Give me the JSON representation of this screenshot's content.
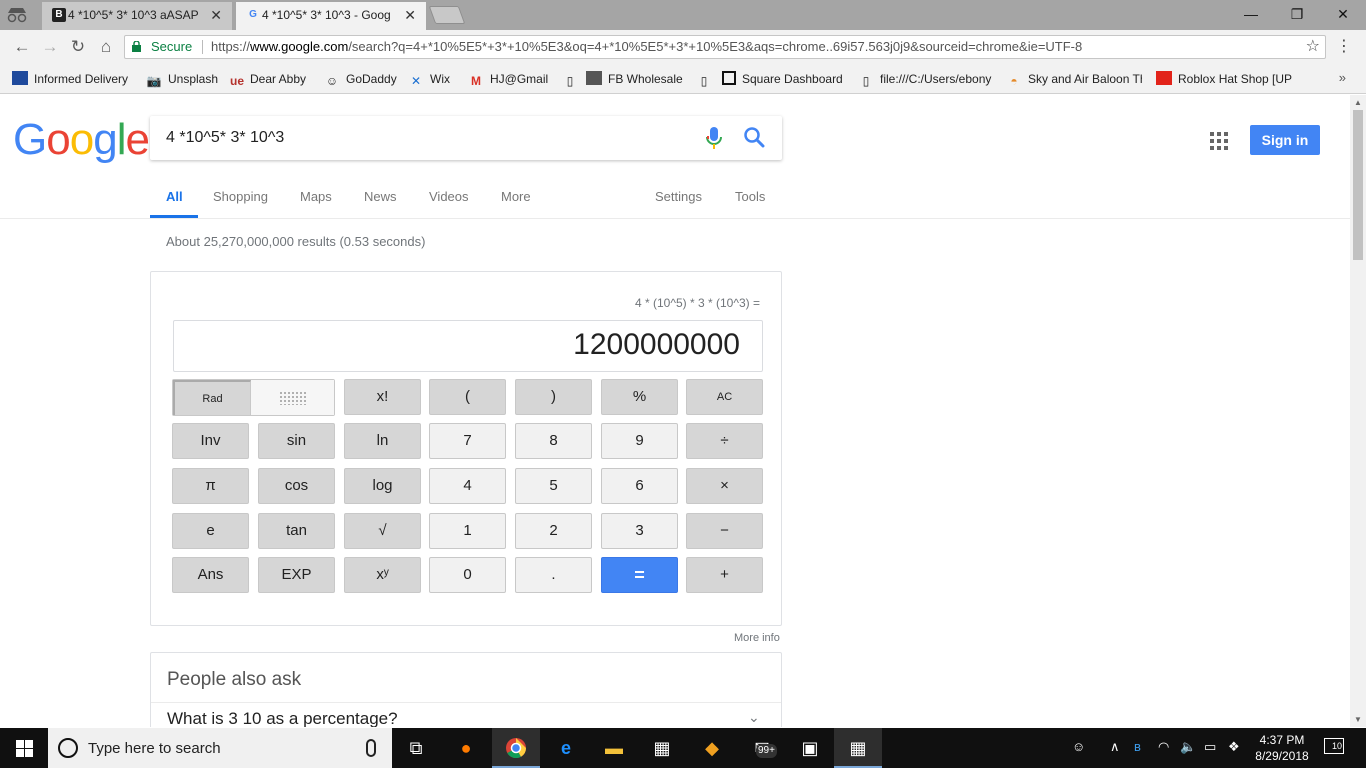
{
  "browser": {
    "tabs": [
      {
        "title": "4 *10^5* 3* 10^3 aASAP",
        "favicon": "B",
        "close": "✕"
      },
      {
        "title": "4 *10^5* 3* 10^3 - Goog",
        "favicon": "G",
        "close": "✕"
      }
    ],
    "window_controls": {
      "minimize": "—",
      "maximize": "❐",
      "close": "✕"
    },
    "address_bar": {
      "secure_label": "Secure",
      "url_prefix": "https://",
      "url_host": "www.google.com",
      "url_rest": "/search?q=4+*10%5E5*+3*+10%5E3&oq=4+*10%5E5*+3*+10%5E3&aqs=chrome..69i57.563j0j9&sourceid=chrome&ie=UTF-8"
    },
    "bookmarks": [
      "Informed Delivery",
      "Unsplash",
      "Dear Abby",
      "GoDaddy",
      "Wix",
      "HJ@Gmail",
      "FB Wholesale",
      "Square Dashboard",
      "file:///C:/Users/ebony",
      "Sky and Air Baloon Th",
      "Roblox Hat Shop [UP"
    ],
    "bookmarks_more": "»"
  },
  "google": {
    "logo": [
      "G",
      "o",
      "o",
      "g",
      "l",
      "e"
    ],
    "query": "4 *10^5* 3* 10^3",
    "signin": "Sign in",
    "nav_tabs": [
      "All",
      "Shopping",
      "Maps",
      "News",
      "Videos",
      "More"
    ],
    "nav_tools": [
      "Settings",
      "Tools"
    ],
    "stats": "About 25,270,000,000 results (0.53 seconds)"
  },
  "calculator": {
    "expression": "4 * (10^5) * 3 * (10^3) =",
    "result": "1200000000",
    "rad": "Rad",
    "keys_row1": [
      "x!",
      "(",
      ")",
      "%",
      "AC"
    ],
    "keys_row2": [
      "Inv",
      "sin",
      "ln",
      "7",
      "8",
      "9",
      "÷"
    ],
    "keys_row3": [
      "π",
      "cos",
      "log",
      "4",
      "5",
      "6",
      "×"
    ],
    "keys_row4": [
      "e",
      "tan",
      "√",
      "1",
      "2",
      "3",
      "−"
    ],
    "keys_row5": [
      "Ans",
      "EXP",
      "xʸ",
      "0",
      ".",
      "=",
      "+"
    ],
    "more_info": "More info"
  },
  "people_also_ask": {
    "title": "People also ask",
    "question": "What is 3 10 as a percentage?"
  },
  "taskbar": {
    "search_placeholder": "Type here to search",
    "time": "4:37 PM",
    "date": "8/29/2018",
    "notifications": "10",
    "mail_badge": "99+"
  }
}
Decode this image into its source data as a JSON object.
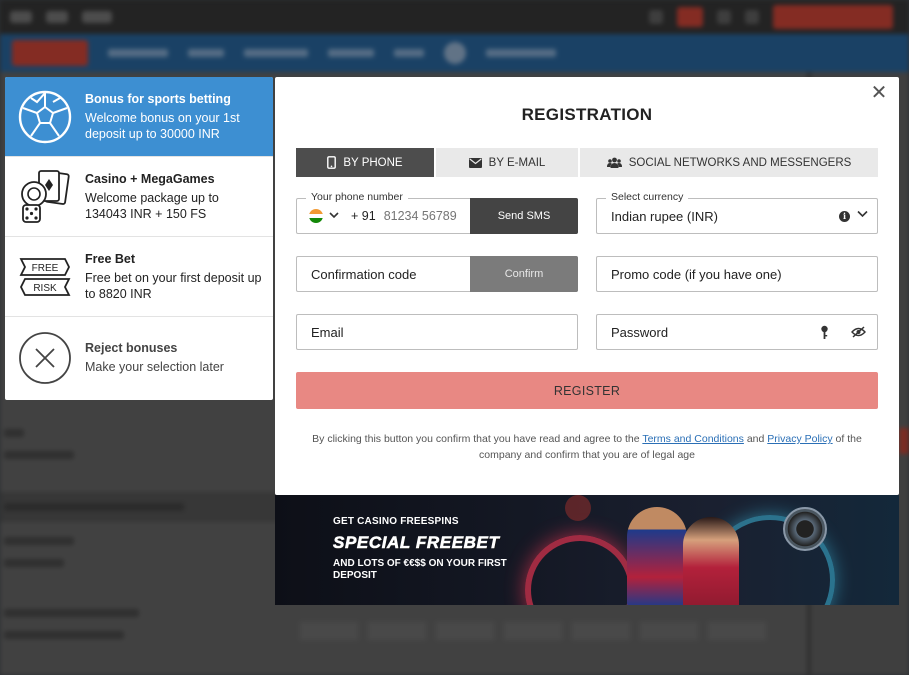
{
  "colors": {
    "accent_blue": "#3d8fd2",
    "register_button": "#e88883",
    "active_tab": "#4d4d4d",
    "link": "#2a6fb6"
  },
  "bonuses": [
    {
      "icon": "soccer-ball-icon",
      "title": "Bonus for sports betting",
      "desc": "Welcome bonus on your 1st deposit up to 30000 INR",
      "active": true
    },
    {
      "icon": "casino-chips-icon",
      "title": "Casino + MegaGames",
      "desc": "Welcome package up to 134043 INR + 150 FS",
      "active": false
    },
    {
      "icon": "free-risk-icon",
      "title": "Free Bet",
      "desc": "Free bet on your first deposit up to 8820 INR",
      "active": false,
      "icon_text": [
        "FREE",
        "RISK"
      ]
    },
    {
      "icon": "reject-x-icon",
      "title": "Reject bonuses",
      "desc": "Make your selection later",
      "active": false
    }
  ],
  "modal": {
    "title": "REGISTRATION",
    "close_icon": "close-icon",
    "tabs": [
      {
        "label": "BY PHONE",
        "icon": "phone-icon",
        "active": true
      },
      {
        "label": "BY E-MAIL",
        "icon": "envelope-icon",
        "active": false
      },
      {
        "label": "SOCIAL NETWORKS AND MESSENGERS",
        "icon": "people-icon",
        "active": false
      }
    ],
    "phone": {
      "legend": "Your phone number",
      "country_code": "+ 91",
      "placeholder": "81234 56789",
      "send_sms": "Send SMS"
    },
    "currency": {
      "legend": "Select currency",
      "value": "Indian rupee (INR)"
    },
    "confirmation": {
      "placeholder": "Confirmation code",
      "button": "Confirm"
    },
    "promo": {
      "placeholder": "Promo code (if you have one)"
    },
    "email": {
      "placeholder": "Email"
    },
    "password": {
      "placeholder": "Password"
    },
    "register_button": "REGISTER",
    "legal": {
      "pre": "By clicking this button you confirm that you have read and agree to the ",
      "terms": "Terms and Conditions",
      "and": " and ",
      "privacy": "Privacy Policy",
      "post": " of the company and confirm that you are of legal age"
    }
  },
  "banner": {
    "line1": "GET CASINO FREESPINS",
    "line2": "SPECIAL FREEBET",
    "line3": "AND LOTS OF €€$$ ON YOUR FIRST DEPOSIT"
  }
}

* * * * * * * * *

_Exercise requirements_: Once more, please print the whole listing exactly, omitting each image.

_Exercise solution_:
Give me the JSON representation of this screenshot's content.
{
  "browser": {
    "tabs": [
      {
        "title": "4 *10^5* 3* 10^3 aASAP",
        "favicon": "B",
        "close": "✕"
      },
      {
        "title": "4 *10^5* 3* 10^3 - Goog",
        "favicon": "G",
        "close": "✕"
      }
    ],
    "window_controls": {
      "minimize": "—",
      "maximize": "❐",
      "close": "✕"
    },
    "address_bar": {
      "secure_label": "Secure",
      "url_prefix": "https://",
      "url_host": "www.google.com",
      "url_rest": "/search?q=4+*10%5E5*+3*+10%5E3&oq=4+*10%5E5*+3*+10%5E3&aqs=chrome..69i57.563j0j9&sourceid=chrome&ie=UTF-8"
    },
    "bookmarks": [
      "Informed Delivery",
      "Unsplash",
      "Dear Abby",
      "GoDaddy",
      "Wix",
      "HJ@Gmail",
      "FB Wholesale",
      "Square Dashboard",
      "file:///C:/Users/ebony",
      "Sky and Air Baloon Th",
      "Roblox Hat Shop [UP"
    ],
    "bookmarks_more": "»"
  },
  "google": {
    "logo": [
      "G",
      "o",
      "o",
      "g",
      "l",
      "e"
    ],
    "query": "4 *10^5* 3* 10^3",
    "signin": "Sign in",
    "nav_tabs": [
      "All",
      "Shopping",
      "Maps",
      "News",
      "Videos",
      "More"
    ],
    "nav_tools": [
      "Settings",
      "Tools"
    ],
    "stats": "About 25,270,000,000 results (0.53 seconds)"
  },
  "calculator": {
    "expression": "4 * (10^5) * 3 * (10^3) =",
    "result": "1200000000",
    "rad": "Rad",
    "keys_row1": [
      "x!",
      "(",
      ")",
      "%",
      "AC"
    ],
    "keys_row2": [
      "Inv",
      "sin",
      "ln",
      "7",
      "8",
      "9",
      "÷"
    ],
    "keys_row3": [
      "π",
      "cos",
      "log",
      "4",
      "5",
      "6",
      "×"
    ],
    "keys_row4": [
      "e",
      "tan",
      "√",
      "1",
      "2",
      "3",
      "−"
    ],
    "keys_row5": [
      "Ans",
      "EXP",
      "xʸ",
      "0",
      ".",
      "=",
      "+"
    ],
    "more_info": "More info"
  },
  "people_also_ask": {
    "title": "People also ask",
    "question": "What is 3 10 as a percentage?"
  },
  "taskbar": {
    "search_placeholder": "Type here to search",
    "time": "4:37 PM",
    "date": "8/29/2018",
    "notifications": "10",
    "mail_badge": "99+"
  }
}
Decode this image into its source data as a JSON object.
{
  "colors": {
    "accent_blue": "#3d8fd2",
    "register_button": "#e88883",
    "active_tab": "#4d4d4d",
    "link": "#2a6fb6"
  },
  "bonuses": [
    {
      "icon": "soccer-ball-icon",
      "title": "Bonus for sports betting",
      "desc": "Welcome bonus on your 1st deposit up to 30000 INR",
      "active": true
    },
    {
      "icon": "casino-chips-icon",
      "title": "Casino + MegaGames",
      "desc": "Welcome package up to 134043 INR + 150 FS",
      "active": false
    },
    {
      "icon": "free-risk-icon",
      "title": "Free Bet",
      "desc": "Free bet on your first deposit up to 8820 INR",
      "active": false,
      "icon_text": [
        "FREE",
        "RISK"
      ]
    },
    {
      "icon": "reject-x-icon",
      "title": "Reject bonuses",
      "desc": "Make your selection later",
      "active": false
    }
  ],
  "modal": {
    "title": "REGISTRATION",
    "close_icon": "close-icon",
    "tabs": [
      {
        "label": "BY PHONE",
        "icon": "phone-icon",
        "active": true
      },
      {
        "label": "BY E-MAIL",
        "icon": "envelope-icon",
        "active": false
      },
      {
        "label": "SOCIAL NETWORKS AND MESSENGERS",
        "icon": "people-icon",
        "active": false
      }
    ],
    "phone": {
      "legend": "Your phone number",
      "country_code": "+ 91",
      "placeholder": "81234 56789",
      "send_sms": "Send SMS"
    },
    "currency": {
      "legend": "Select currency",
      "value": "Indian rupee (INR)"
    },
    "confirmation": {
      "placeholder": "Confirmation code",
      "button": "Confirm"
    },
    "promo": {
      "placeholder": "Promo code (if you have one)"
    },
    "email": {
      "placeholder": "Email"
    },
    "password": {
      "placeholder": "Password"
    },
    "register_button": "REGISTER",
    "legal": {
      "pre": "By clicking this button you confirm that you have read and agree to the ",
      "terms": "Terms and Conditions",
      "and": " and ",
      "privacy": "Privacy Policy",
      "post": " of the company and confirm that you are of legal age"
    }
  },
  "banner": {
    "line1": "GET CASINO FREESPINS",
    "line2": "SPECIAL FREEBET",
    "line3": "AND LOTS OF €€$$ ON YOUR FIRST DEPOSIT"
  }
}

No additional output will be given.